By Marcia Bernstein on Mar 1, 2018
The growing demand for more predictability and security planning for retirement income has led an increasing number of retirees and pre-retirees to look to annuities as way to provide more stability in their investment portfolios. They are also looking to annuities as a way to replace the third leg of the retirement income stool as a guaranteed lifetime income. Retirement planning occurs in different phases and at different stages of peoples’ lives. Depending on what stage of life a person is in, there are different kinds of annuities that can be best suited for various situations.
Adding Portfolio Stability with Fixed Indexed Annuities
Offering minimum guaranteed rates along with the potential for higher earnings based on the performance of the stock market indexes, FIAs have become increasingly popular in a low interest rate environment. With the prospect of rising interest rates, which can increase portfolio volatility, advisors are turning to fixed indexed annuities (FIA) for a portion of their bond portfolio. FIAs offer protection from bond and stock market declines while retaining the fixed income nature of bonds. Although the upside is limited on FIAs, investors covet the minimum rate guarantee and the benefit of locking in and preserving their gains.
A Guaranteed Lifetime Income with Single Premium Immediate Annuities
Single Premium Immediate Annuities (SPIA) have always been the vehicle of choice for investors who covet predictability and security. They are one of the only types of investment vehicles that can manage longevity risk and guarantee a lifetime income stream, much like a guaranteed pension. An SPIA provides a baseline for an income portfolio, a guaranteed income that is independent of both market and interest rate volatility. When included as a part of an overall investment portfolio, an SPIA provides the foundation of an income strategy upon which a range of investments can be layered to create capital growth and increasing income.
Some advisors suggest that it is better to wait until interest rates increase and/or investors wait until they’re older because they could lock in a higher lifetime monthly payment.

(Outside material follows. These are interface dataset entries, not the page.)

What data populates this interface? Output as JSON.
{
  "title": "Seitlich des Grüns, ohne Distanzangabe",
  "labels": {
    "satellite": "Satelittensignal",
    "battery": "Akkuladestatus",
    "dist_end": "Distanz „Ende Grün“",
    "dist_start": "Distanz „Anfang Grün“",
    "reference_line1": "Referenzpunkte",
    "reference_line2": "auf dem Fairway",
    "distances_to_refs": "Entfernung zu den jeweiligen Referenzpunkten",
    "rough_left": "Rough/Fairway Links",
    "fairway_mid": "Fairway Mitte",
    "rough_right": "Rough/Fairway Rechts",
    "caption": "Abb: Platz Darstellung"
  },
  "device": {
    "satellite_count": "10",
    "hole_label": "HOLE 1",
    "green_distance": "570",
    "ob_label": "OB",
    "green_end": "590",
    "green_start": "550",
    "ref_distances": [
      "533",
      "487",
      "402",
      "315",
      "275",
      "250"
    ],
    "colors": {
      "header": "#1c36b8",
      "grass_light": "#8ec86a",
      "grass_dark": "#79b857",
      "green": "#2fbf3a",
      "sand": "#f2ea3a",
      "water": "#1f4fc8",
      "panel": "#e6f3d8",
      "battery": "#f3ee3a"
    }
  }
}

Some advisors are employing a laddering strategy, purchasing SPIAs at different stages of retirement to capture higher interest rates and a higher payout rate based on the investor’s increasing age.
Maximizing Future Income with Deferred Income Annuities
Deferred income annuities (DIAs) are a more recent innovation capturing the attention of advisors and investors who want to maximize future income while protecting against extended longevity. DIAs can be especially effective for investors who have no need for an immediate income stream, but they anticipate a bigger need for income in the future. It is sometimes referred to as longevity insurance because it can be set up to turn on an income stream at a much later age. It is purchased with a lump-sum payment at an earlier age.
Using current interest rates and actuarial assumptions, the amount of future payout can be substantially higher because the insurance company assumes a shorter period for monthly payments. The advantage of a DIA over an SPIA is that the same amount of monthly payout can be purchased with less capital because of the time that passes between the purchase and the payout. If an investor dies before receiving any of the payout, a cash-refund, if purchased as an option, is paid to the DIA beneficiary.
Annuities are certainly not a cure-all for the challenges facing retirees today and they are definitely not a one-size-fits-all solution. However, when considered in the context of a well-conceived retirement plan, their unique properties can help retirees achieve financial security like no other financial instrument.
*This content is developed from sources believed to be providing accurate information. The information provided is not written or intended as tax or legal advice and may not be relied on for purposes of avoiding any Federal tax penalties. Individuals are encouraged to seek advice from their own tax or legal counsel. Individuals involved in the estate planning process should work with an estate planning team, including their own personal legal or tax counsel. Neither the information presented nor any opinion expressed constitutes a representation by us of a specific investment or the purchase or sale of any securities. Asset allocation and diversification do not ensure a profit or protect against loss in declining markets. This material was developed and produced by Advisor Websites to provide information on a topic that may be of interest. Copyright 2022 Advisor Websites.